Brad Pitt leads a tight ensemble in the action-filled “Fury” as a war-hardened commander of a Sherman tank during World War II. Writer/director David Ayer is no stranger to gritty realism, with such previous films as “End of Watch,” “Harsh Times”and as the writer for “Training Day.” In “Fury,” Ayer’s takes his skill set off the urban street and onto the front lines of war. Despite the setting change, Ayer’s maintains his talent for putting complicated and very flawed anti-heroes in drastic life and death situations.
“Fury” utilizes the most basic of plots. Pitt plays Sergeant Don Collier, nicknamed “Wardaddy,” who has been with the same eclectic crew of soldiers since fighting in North Africa. Battling in the confined space of their tank has made this group of men as close as possible. They’ve had every conversation and can anticipate everything each other will do in any given situation. But after the unexpected death of the assistant gunman, a way out-of-his-element rookie named Norman, played by Logan Lerman (“Perks of Being a Wallflower”and the “Percy Jackson”movies), joins the crew. Wardaddy and the crew must now contend with this abrupt change in dynamic, while being sent on extremely perilous missions.
The simplicity of “Fury” exists because the story or even its mega-star lead, are not the real draw here. The appeal of the movie for action fans or World War II buffs, are the intense and immensely exciting battle scenes. The mechanics of the tanks and the firepower are rendered with lurid and vivid detail. The tracers — which are bullets that leave a bright trail in order for the shooter to see where they’re aiming — are brilliant in color and help create a striking visual motif (though admittedly at times it does seem like the combatants are blasting at each other with laser beams). Also, there’s something effectively unnerving about juxtaposing the wide scope of numerous tanks in formation in an open field, with the claustrophobia of the tanks interior. It just keeps things off-balance and allows for the unexpected.

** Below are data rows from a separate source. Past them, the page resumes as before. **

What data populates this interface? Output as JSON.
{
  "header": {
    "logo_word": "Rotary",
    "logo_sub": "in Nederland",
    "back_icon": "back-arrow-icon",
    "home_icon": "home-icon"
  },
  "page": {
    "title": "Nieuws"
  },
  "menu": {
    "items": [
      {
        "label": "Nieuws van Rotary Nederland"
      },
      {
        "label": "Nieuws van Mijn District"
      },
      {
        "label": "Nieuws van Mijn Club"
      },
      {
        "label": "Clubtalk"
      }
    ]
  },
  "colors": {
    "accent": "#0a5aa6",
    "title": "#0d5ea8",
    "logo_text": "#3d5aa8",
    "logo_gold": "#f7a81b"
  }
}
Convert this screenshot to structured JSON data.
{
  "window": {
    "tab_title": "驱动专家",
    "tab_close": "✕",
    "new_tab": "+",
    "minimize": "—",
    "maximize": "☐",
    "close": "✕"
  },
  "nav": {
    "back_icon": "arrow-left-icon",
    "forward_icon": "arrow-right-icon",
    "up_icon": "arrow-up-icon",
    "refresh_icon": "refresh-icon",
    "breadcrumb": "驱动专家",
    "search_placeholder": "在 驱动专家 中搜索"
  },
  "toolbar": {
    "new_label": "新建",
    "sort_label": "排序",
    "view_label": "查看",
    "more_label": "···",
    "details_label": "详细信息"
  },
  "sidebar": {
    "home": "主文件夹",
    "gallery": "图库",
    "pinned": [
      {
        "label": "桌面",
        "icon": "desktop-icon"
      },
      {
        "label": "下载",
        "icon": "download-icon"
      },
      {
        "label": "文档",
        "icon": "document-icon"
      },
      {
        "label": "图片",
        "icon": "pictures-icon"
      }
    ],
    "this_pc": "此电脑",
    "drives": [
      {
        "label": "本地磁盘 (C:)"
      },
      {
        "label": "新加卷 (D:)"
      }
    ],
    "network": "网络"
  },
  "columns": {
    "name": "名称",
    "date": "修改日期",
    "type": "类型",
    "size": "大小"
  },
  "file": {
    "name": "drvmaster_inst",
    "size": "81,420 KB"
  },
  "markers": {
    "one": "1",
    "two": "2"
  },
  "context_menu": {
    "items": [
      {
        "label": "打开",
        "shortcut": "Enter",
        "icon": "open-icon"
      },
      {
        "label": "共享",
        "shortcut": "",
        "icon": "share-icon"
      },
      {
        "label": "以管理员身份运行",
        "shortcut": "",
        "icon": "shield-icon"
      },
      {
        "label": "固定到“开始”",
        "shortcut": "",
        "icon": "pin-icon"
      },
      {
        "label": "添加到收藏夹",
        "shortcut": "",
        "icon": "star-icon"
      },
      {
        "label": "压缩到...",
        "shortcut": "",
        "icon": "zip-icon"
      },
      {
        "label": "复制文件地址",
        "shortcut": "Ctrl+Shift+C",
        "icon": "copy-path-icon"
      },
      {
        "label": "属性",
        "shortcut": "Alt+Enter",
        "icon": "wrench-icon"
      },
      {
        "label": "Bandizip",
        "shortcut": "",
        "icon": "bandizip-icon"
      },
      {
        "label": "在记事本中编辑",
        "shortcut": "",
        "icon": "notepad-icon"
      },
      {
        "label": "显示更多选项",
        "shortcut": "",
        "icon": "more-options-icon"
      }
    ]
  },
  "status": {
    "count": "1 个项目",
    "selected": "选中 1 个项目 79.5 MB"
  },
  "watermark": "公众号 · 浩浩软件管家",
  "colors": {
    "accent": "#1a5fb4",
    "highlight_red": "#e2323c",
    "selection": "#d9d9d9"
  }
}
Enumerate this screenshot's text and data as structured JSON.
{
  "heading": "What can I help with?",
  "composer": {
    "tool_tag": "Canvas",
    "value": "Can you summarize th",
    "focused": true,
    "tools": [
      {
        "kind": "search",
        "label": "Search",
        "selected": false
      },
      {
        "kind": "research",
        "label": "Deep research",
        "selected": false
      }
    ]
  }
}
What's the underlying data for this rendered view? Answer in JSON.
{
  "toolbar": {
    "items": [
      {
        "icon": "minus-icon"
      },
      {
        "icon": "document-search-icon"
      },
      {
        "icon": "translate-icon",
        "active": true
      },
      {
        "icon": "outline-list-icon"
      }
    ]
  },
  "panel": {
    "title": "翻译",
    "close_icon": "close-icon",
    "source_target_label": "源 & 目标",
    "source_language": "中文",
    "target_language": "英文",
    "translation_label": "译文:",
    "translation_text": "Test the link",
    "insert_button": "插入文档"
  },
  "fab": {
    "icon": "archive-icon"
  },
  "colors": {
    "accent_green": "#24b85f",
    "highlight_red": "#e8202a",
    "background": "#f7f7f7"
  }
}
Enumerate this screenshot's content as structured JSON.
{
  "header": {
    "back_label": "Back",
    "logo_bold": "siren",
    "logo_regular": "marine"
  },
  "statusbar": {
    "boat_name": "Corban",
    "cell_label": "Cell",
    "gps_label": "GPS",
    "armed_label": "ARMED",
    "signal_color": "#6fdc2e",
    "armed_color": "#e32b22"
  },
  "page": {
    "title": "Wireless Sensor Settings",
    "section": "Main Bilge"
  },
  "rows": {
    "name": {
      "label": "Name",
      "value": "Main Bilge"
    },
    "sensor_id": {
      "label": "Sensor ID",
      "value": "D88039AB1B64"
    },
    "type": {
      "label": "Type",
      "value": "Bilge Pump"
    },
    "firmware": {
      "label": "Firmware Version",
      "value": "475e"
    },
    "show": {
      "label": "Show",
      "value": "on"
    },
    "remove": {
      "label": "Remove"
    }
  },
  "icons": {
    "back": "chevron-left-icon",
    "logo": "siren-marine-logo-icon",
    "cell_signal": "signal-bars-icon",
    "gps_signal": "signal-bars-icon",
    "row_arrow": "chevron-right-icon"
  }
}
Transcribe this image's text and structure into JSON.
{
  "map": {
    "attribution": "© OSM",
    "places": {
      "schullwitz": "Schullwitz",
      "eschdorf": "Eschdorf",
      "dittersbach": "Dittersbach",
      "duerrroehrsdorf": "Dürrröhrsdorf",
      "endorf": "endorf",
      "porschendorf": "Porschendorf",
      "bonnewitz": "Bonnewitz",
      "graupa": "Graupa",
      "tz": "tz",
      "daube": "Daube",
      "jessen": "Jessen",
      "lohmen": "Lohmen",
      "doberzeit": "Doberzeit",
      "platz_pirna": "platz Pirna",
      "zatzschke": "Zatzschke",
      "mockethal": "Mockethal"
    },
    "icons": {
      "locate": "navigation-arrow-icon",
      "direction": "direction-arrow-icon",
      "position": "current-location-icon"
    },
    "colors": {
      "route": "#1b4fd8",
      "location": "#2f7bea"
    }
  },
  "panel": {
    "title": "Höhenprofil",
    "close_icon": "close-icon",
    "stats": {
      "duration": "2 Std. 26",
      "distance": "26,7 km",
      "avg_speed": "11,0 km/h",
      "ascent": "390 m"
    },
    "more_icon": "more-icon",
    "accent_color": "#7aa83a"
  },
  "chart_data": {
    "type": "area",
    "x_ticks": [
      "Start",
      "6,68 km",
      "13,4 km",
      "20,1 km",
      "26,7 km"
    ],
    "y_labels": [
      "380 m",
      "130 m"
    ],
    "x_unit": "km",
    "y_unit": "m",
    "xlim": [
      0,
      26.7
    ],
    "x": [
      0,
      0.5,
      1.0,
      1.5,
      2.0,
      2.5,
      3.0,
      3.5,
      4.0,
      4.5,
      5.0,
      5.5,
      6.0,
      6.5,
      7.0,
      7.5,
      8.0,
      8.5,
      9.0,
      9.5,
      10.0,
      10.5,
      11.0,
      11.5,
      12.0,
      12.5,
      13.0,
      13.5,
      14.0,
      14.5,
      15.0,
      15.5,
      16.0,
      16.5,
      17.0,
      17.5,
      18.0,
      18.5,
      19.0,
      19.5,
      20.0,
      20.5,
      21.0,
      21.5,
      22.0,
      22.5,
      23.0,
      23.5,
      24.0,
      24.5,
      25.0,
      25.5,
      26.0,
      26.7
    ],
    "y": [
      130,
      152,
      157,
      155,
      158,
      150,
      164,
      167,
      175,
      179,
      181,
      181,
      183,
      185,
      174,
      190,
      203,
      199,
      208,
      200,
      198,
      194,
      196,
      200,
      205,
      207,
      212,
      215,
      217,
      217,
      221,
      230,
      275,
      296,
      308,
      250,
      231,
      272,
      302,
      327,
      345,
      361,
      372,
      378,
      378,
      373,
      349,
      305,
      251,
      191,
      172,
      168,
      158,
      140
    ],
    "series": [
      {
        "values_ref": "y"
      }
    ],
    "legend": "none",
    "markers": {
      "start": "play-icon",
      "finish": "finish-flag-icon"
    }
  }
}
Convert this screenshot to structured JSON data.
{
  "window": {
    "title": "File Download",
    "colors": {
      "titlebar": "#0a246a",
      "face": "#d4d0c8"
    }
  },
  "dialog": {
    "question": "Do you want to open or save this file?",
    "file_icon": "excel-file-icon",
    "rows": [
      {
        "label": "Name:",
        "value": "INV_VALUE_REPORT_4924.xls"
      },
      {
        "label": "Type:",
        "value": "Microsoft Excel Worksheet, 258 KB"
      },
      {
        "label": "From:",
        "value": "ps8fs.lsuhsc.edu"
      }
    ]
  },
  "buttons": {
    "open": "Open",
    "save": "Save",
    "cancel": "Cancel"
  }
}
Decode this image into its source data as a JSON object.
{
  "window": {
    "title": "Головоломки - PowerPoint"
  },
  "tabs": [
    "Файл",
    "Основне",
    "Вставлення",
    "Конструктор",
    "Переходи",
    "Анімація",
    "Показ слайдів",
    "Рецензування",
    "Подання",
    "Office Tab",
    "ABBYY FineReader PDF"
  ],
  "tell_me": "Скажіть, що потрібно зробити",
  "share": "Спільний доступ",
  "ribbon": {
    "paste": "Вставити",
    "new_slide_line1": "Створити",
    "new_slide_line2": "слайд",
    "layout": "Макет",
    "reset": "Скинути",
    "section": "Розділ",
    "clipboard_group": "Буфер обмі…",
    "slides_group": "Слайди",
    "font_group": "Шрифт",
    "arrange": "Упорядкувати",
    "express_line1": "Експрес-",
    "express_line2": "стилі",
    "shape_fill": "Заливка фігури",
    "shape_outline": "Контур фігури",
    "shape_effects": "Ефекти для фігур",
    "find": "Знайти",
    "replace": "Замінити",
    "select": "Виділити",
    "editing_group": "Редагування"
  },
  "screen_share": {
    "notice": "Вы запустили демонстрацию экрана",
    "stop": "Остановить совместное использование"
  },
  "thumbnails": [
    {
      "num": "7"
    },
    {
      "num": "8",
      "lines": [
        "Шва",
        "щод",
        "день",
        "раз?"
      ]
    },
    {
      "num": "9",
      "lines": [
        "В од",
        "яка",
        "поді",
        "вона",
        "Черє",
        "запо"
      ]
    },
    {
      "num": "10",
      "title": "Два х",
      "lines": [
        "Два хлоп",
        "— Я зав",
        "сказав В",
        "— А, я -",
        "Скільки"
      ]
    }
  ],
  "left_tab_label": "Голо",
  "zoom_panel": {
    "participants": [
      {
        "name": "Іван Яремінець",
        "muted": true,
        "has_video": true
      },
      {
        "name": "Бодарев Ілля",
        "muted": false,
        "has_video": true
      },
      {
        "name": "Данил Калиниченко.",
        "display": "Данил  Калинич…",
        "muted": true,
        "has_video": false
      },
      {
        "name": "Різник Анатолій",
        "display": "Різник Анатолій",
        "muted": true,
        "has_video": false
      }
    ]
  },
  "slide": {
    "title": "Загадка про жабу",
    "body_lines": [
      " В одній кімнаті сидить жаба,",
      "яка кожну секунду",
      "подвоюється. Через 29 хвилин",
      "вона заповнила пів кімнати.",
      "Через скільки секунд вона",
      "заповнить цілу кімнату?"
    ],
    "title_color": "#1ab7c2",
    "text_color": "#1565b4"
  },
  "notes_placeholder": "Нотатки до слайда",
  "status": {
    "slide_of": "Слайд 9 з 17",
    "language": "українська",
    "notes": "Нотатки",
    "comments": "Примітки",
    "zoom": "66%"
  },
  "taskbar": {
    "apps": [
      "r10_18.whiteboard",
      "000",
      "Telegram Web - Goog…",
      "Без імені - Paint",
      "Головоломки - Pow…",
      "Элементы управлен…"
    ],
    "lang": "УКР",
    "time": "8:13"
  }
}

Just because the battle scenes are what ultimately make “Fury” a standout movie, doesn’t mean the talent involved does not shine through at times. Pitt and Lerman play off each other well with their polar opposite characters. Pitt is particularly good, as his portrayal of Wardaddy is cold and frightening at times, but also soulful and deeply caring for those closest to him. The other recognizable faces of the tank’s crew are made up of John Berenthal from “The Walking Dead”and “The Wolf of Wall Street,” the always watchable Michael Peña from “End of Watch”and Cesar Chavez, as well as Shia LeBeouf as a character nicknamed “Bible.” For whatever antics LaBeouf has gotten into in real life, in “Fury” he instills his character with a sincere discernment that elevates what could have been a one-note role. It’s a testament to the performances, as well as Ayers skilled direction that a movie filled with brutal tank battles, allows a seemingly simple dinner scene to be one of the tensest moments of the film.
Despite the strong performances, the weakest element lies with the characters themselves. They seem to be taken straight from the catalogue of stock war movie clichés. There’s the leader, the wide-eyed innocent, the ethnic one, the yokel and the religious guy. Ayers is, of course, aware of these well-worn tropes and seems to be trying to move these particular versions of the characters beyond their archetype. Problem is, with the exception of some shocking moments, this attempt only occasionally lands the way Ayers presumed it would. For better or worse, “Fury” is a film that feels no need to concede to the typical cinematic conventions of a hero. This could make for an uncomfortable and confusing viewing experience for some. Regardless, “Fury” is a film that sets out to be uncompromised with its depiction of violence and uncertain ethics in war and to that end – mission accomplished.
By Adrian Vina
Rated R for strong sequences of war violence, some grisly images and language throughout.
Running Time: 134 minutes